▶ _Exercise description_
Could you give every record again, exactly as it reads?

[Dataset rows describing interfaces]
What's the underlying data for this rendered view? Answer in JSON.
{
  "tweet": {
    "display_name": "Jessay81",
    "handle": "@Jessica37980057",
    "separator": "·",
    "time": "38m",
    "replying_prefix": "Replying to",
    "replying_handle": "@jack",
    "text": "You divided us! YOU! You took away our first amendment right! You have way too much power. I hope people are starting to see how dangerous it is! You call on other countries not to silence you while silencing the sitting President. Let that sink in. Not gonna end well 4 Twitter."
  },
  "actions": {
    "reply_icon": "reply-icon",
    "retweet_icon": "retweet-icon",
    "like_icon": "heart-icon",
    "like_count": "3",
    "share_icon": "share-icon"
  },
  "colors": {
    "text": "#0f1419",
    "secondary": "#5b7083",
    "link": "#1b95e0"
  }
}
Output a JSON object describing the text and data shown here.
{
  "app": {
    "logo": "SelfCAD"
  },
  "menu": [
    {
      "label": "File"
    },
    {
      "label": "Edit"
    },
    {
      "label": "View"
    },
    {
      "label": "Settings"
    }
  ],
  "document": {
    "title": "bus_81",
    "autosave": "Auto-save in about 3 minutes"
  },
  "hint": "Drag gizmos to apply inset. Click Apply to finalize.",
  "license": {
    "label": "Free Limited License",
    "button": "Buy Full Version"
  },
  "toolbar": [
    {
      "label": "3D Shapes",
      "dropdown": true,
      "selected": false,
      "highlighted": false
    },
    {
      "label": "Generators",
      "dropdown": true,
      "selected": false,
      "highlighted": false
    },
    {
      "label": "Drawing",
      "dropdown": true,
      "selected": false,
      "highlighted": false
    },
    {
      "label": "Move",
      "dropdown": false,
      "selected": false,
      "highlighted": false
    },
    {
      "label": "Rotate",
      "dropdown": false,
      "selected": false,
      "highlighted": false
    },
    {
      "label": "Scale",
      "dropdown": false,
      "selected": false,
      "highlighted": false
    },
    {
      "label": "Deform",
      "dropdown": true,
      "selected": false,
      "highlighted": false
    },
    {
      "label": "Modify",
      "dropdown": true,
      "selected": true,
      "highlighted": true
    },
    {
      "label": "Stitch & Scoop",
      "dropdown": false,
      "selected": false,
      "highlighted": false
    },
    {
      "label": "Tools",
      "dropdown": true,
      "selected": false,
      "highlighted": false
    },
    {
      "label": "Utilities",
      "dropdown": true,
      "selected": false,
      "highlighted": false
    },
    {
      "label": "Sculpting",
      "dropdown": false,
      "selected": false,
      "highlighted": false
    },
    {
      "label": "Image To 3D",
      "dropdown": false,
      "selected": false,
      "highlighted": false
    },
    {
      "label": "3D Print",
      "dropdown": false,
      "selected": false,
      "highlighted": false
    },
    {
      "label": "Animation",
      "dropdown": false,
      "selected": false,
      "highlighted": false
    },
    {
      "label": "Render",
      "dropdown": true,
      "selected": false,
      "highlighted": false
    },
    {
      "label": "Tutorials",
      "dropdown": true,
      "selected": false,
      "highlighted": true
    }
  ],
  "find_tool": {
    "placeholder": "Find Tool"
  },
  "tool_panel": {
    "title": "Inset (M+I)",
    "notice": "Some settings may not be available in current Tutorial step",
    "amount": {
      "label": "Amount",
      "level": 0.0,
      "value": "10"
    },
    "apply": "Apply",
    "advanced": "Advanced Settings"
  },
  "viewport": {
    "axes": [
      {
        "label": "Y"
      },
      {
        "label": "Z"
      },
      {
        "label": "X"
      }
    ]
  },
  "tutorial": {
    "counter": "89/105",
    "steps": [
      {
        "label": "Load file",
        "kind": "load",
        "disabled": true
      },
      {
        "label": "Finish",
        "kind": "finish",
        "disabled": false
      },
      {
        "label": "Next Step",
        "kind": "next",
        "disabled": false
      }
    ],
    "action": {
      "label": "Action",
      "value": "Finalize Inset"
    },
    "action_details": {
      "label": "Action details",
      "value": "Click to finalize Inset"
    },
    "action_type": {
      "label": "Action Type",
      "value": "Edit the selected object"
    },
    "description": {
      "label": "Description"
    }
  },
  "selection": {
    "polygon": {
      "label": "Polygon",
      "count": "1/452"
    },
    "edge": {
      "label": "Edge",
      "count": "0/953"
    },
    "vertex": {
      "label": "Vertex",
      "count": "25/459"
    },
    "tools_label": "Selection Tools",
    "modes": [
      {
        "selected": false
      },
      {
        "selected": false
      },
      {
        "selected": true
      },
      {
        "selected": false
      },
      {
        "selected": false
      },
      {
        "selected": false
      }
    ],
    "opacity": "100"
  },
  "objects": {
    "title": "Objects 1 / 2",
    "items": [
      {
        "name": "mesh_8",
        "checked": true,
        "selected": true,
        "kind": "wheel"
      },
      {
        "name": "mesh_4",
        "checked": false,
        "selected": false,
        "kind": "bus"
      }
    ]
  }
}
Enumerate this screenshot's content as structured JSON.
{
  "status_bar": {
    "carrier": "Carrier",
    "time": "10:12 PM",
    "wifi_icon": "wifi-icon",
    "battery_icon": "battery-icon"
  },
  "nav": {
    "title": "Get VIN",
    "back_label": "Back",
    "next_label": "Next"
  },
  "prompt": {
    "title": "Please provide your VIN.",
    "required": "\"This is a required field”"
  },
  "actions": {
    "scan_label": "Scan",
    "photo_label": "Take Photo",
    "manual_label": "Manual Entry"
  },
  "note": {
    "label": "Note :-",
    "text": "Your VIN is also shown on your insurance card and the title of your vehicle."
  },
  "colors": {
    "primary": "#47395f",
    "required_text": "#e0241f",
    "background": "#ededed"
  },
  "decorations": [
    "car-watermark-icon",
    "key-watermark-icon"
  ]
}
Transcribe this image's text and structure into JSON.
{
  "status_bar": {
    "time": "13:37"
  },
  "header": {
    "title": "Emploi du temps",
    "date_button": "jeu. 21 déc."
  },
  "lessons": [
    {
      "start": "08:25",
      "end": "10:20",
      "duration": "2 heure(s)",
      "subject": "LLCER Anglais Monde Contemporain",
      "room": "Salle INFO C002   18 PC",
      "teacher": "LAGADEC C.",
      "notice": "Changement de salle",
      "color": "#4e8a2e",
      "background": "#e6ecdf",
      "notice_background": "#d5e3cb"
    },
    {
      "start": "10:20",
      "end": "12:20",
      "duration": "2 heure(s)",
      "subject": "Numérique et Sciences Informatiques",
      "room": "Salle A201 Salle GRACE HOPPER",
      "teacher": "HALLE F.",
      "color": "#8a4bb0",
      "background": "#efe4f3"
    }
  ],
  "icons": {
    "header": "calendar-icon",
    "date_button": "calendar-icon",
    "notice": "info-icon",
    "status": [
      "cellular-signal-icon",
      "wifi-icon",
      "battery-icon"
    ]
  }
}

▶ _Reply to the task_
What's the underlying data for this rendered view? Answer in JSON.
{
  "tweet": {
    "display_name": "Jessay81",
    "handle": "@Jessica37980057",
    "separator": "·",
    "time": "38m",
    "replying_prefix": "Replying to",
    "replying_handle": "@jack",
    "text": "You divided us! YOU! You took away our first amendment right! You have way too much power. I hope people are starting to see how dangerous it is! You call on other countries not to silence you while silencing the sitting President. Let that sink in. Not gonna end well 4 Twitter."
  },
  "actions": {
    "reply_icon": "reply-icon",
    "retweet_icon": "retweet-icon",
    "like_icon": "heart-icon",
    "like_count": "3",
    "share_icon": "share-icon"
  },
  "colors": {
    "text": "#0f1419",
    "secondary": "#5b7083",
    "link": "#1b95e0"
  }
}
Output a JSON object describing the text and data shown here.
{
  "app": {
    "logo": "SelfCAD"
  },
  "menu": [
    {
      "label": "File"
    },
    {
      "label": "Edit"
    },
    {
      "label": "View"
    },
    {
      "label": "Settings"
    }
  ],
  "document": {
    "title": "bus_81",
    "autosave": "Auto-save in about 3 minutes"
  },
  "hint": "Drag gizmos to apply inset. Click Apply to finalize.",
  "license": {
    "label": "Free Limited License",
    "button": "Buy Full Version"
  },
  "toolbar": [
    {
      "label": "3D Shapes",
      "dropdown": true,
      "selected": false,
      "highlighted": false
    },
    {
      "label": "Generators",
      "dropdown": true,
      "selected": false,
      "highlighted": false
    },
    {
      "label": "Drawing",
      "dropdown": true,
      "selected": false,
      "highlighted": false
    },
    {
      "label": "Move",
      "dropdown": false,
      "selected": false,
      "highlighted": false
    },
    {
      "label": "Rotate",
      "dropdown": false,
      "selected": false,
      "highlighted": false
    },
    {
      "label": "Scale",
      "dropdown": false,
      "selected": false,
      "highlighted": false
    },
    {
      "label": "Deform",
      "dropdown": true,
      "selected": false,
      "highlighted": false
    },
    {
      "label": "Modify",
      "dropdown": true,
      "selected": true,
      "highlighted": true
    },
    {
      "label": "Stitch & Scoop",
      "dropdown": false,
      "selected": false,
      "highlighted": false
    },
    {
      "label": "Tools",
      "dropdown": true,
      "selected": false,
      "highlighted": false
    },
    {
      "label": "Utilities",
      "dropdown": true,
      "selected": false,
      "highlighted": false
    },
    {
      "label": "Sculpting",
      "dropdown": false,
      "selected": false,
      "highlighted": false
    },
    {
      "label": "Image To 3D",
      "dropdown": false,
      "selected": false,
      "highlighted": false
    },
    {
      "label": "3D Print",
      "dropdown": false,
      "selected": false,
      "highlighted": false
    },
    {
      "label": "Animation",
      "dropdown": false,
      "selected": false,
      "highlighted": false
    },
    {
      "label": "Render",
      "dropdown": true,
      "selected": false,
      "highlighted": false
    },
    {
      "label": "Tutorials",
      "dropdown": true,
      "selected": false,
      "highlighted": true
    }
  ],
  "find_tool": {
    "placeholder": "Find Tool"
  },
  "tool_panel": {
    "title": "Inset (M+I)",
    "notice": "Some settings may not be available in current Tutorial step",
    "amount": {
      "label": "Amount",
      "level": 0.0,
      "value": "10"
    },
    "apply": "Apply",
    "advanced": "Advanced Settings"
  },
  "viewport": {
    "axes": [
      {
        "label": "Y"
      },
      {
        "label": "Z"
      },
      {
        "label": "X"
      }
    ]
  },
  "tutorial": {
    "counter": "89/105",
    "steps": [
      {
        "label": "Load file",
        "kind": "load",
        "disabled": true
      },
      {
        "label": "Finish",
        "kind": "finish",
        "disabled": false
      },
      {
        "label": "Next Step",
        "kind": "next",
        "disabled": false
      }
    ],
    "action": {
      "label": "Action",
      "value": "Finalize Inset"
    },
    "action_details": {
      "label": "Action details",
      "value": "Click to finalize Inset"
    },
    "action_type": {
      "label": "Action Type",
      "value": "Edit the selected object"
    },
    "description": {
      "label": "Description"
    }
  },
  "selection": {
    "polygon": {
      "label": "Polygon",
      "count": "1/452"
    },
    "edge": {
      "label": "Edge",
      "count": "0/953"
    },
    "vertex": {
      "label": "Vertex",
      "count": "25/459"
    },
    "tools_label": "Selection Tools",
    "modes": [
      {
        "selected": false
      },
      {
        "selected": false
      },
      {
        "selected": true
      },
      {
        "selected": false
      },
      {
        "selected": false
      },
      {
        "selected": false
      }
    ],
    "opacity": "100"
  },
  "objects": {
    "title": "Objects 1 / 2",
    "items": [
      {
        "name": "mesh_8",
        "checked": true,
        "selected": true,
        "kind": "wheel"
      },
      {
        "name": "mesh_4",
        "checked": false,
        "selected": false,
        "kind": "bus"
      }
    ]
  }
}
Enumerate this screenshot's content as structured JSON.
{
  "status_bar": {
    "carrier": "Carrier",
    "time": "10:12 PM",
    "wifi_icon": "wifi-icon",
    "battery_icon": "battery-icon"
  },
  "nav": {
    "title": "Get VIN",
    "back_label": "Back",
    "next_label": "Next"
  },
  "prompt": {
    "title": "Please provide your VIN.",
    "required": "\"This is a required field”"
  },
  "actions": {
    "scan_label": "Scan",
    "photo_label": "Take Photo",
    "manual_label": "Manual Entry"
  },
  "note": {
    "label": "Note :-",
    "text": "Your VIN is also shown on your insurance card and the title of your vehicle."
  },
  "colors": {
    "primary": "#47395f",
    "required_text": "#e0241f",
    "background": "#ededed"
  },
  "decorations": [
    "car-watermark-icon",
    "key-watermark-icon"
  ]
}
Transcribe this image's text and structure into JSON.
{
  "status_bar": {
    "time": "13:37"
  },
  "header": {
    "title": "Emploi du temps",
    "date_button": "jeu. 21 déc."
  },
  "lessons": [
    {
      "start": "08:25",
      "end": "10:20",
      "duration": "2 heure(s)",
      "subject": "LLCER Anglais Monde Contemporain",
      "room": "Salle INFO C002   18 PC",
      "teacher": "LAGADEC C.",
      "notice": "Changement de salle",
      "color": "#4e8a2e",
      "background": "#e6ecdf",
      "notice_background": "#d5e3cb"
    },
    {
      "start": "10:20",
      "end": "12:20",
      "duration": "2 heure(s)",
      "subject": "Numérique et Sciences Informatiques",
      "room": "Salle A201 Salle GRACE HOPPER",
      "teacher": "HALLE F.",
      "color": "#8a4bb0",
      "background": "#efe4f3"
    }
  ],
  "icons": {
    "header": "calendar-icon",
    "date_button": "calendar-icon",
    "notice": "info-icon",
    "status": [
      "cellular-signal-icon",
      "wifi-icon",
      "battery-icon"
    ]
  }
}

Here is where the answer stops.